What the heck is going on?
In an embarrassing move, they organized a stem cell conference for this year and then abruptly cancelled it, with the reason being that they had originally invited a number of prominent embryonic stem cell supporters/researchers to be speakers. There appears to be a huge schism in the Church over stem cells as one faction organized this conference and intentionally invited embryonic stem cell research leaders and then apparently higher ups, who got the vapors, cancelled the meeting.
The organizers of the meeting, at which Pope Benedict XVII was going to speak (see picture above right from Nature), had invited some of the top stem cell researchers in the world and then cancelled the meeting because these researchers were going to be there, a real slap in the face to the legitimate stem cell community.
Nature reports mixed feelings in the stem cell community not only over the meeting itself, but also regarding its cancellation.
Alan Trounson, President of CIRM, was quoted “I think the only interpretation is that we are being censored.” Dr. Trounson is right.
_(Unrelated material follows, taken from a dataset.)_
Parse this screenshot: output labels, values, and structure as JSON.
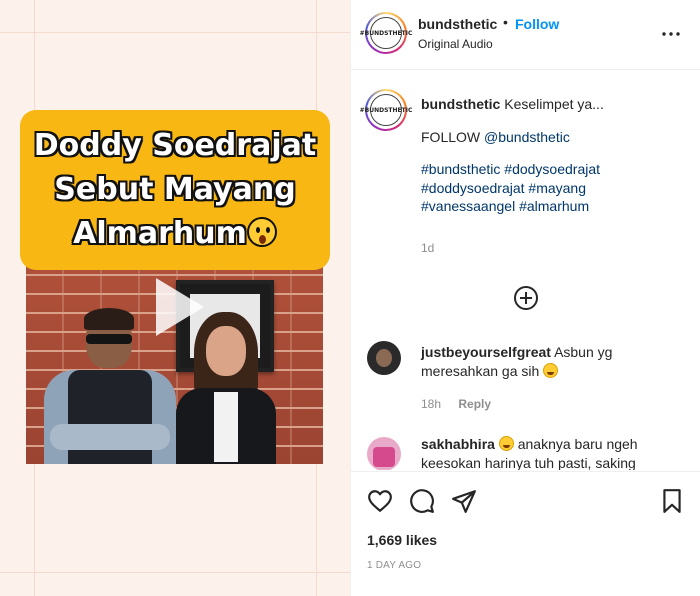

Another leading stem cell researcher who was invited, Dr. George Daley, says he was asked specifically not to make embryonic stem cells the focus of his talk, but “he planned to discuss them for historical context.”
Many stem cell researchers, including Dr. Christine Mummery, decided to decline invitations to this meeting in the first place because she was convinced it wasn’t going to be an “open discussion at all” and the adult stem cell researchers were going to be portrayed as the good guys, while the embryonic stem cell researchers were going to be the bad guys. I also raised this question in a piece called “Vatican Stem Cell Meeting 2.0: from stem cells to prison cells to hell?” of whether by attending, prominent stem cell researchers were tacitly giving some legitimacy to an ideologically harmful meeting, but at the same time I wondered if by going some of the stem cell leaders might do some significant good by fostering a healthy dialogue.
The Nature piece also quotes a Vatican official who had been involved in organizing the meeting who says he thought the program was worthy:
Monsignor Jacques Suaudeau, Officer for Studies at the Pontifical Academy for Life, called the cancellation a “sad event” in an e-mail to Nature, and said that attendees would soon receive an official explanation. “I cannot speak until the letter of explanation is given. All what I can say is that until this Friday, the congress was well on its way and that we thought that the programme, as it was, was worthy.”
I believe it is clear that the Vatican is split on the stem cell issue and the handling of this meeting exemplifies that divide.
This whole thing reminds me of the Pepsi Challenge from decades ago, perhaps because Pepsi is also in the news lately over, in its case, a manufactured fake stem cell controversy. The Pepsi Challenge was (and perhaps still is?) a marketing approach Pepsi used to eat into the market share of Coke. It began when I was 8 years old in 1975. Pepsi did commercials of blind taste tests where people were given sips of Pepsi and Coke, without knowing which was which, and reportedly most people like Pepsi better.
I’d like to give the Stem Cell Challenge to the Vatican. If someone at the Vatican had a certain condition and needed a therapy that would only work if it were based on embryonic stem cells, would they take it? What if someone asked them do you want stem cell therapy A, which doesn’t work, or therapy B, which does work (but were not told which was adult and which was embryonic”, which one would they pick? Which would “taste” better? I think they’d pick the one that worked and for some medical conditions that will be embryonic stem cell therapies.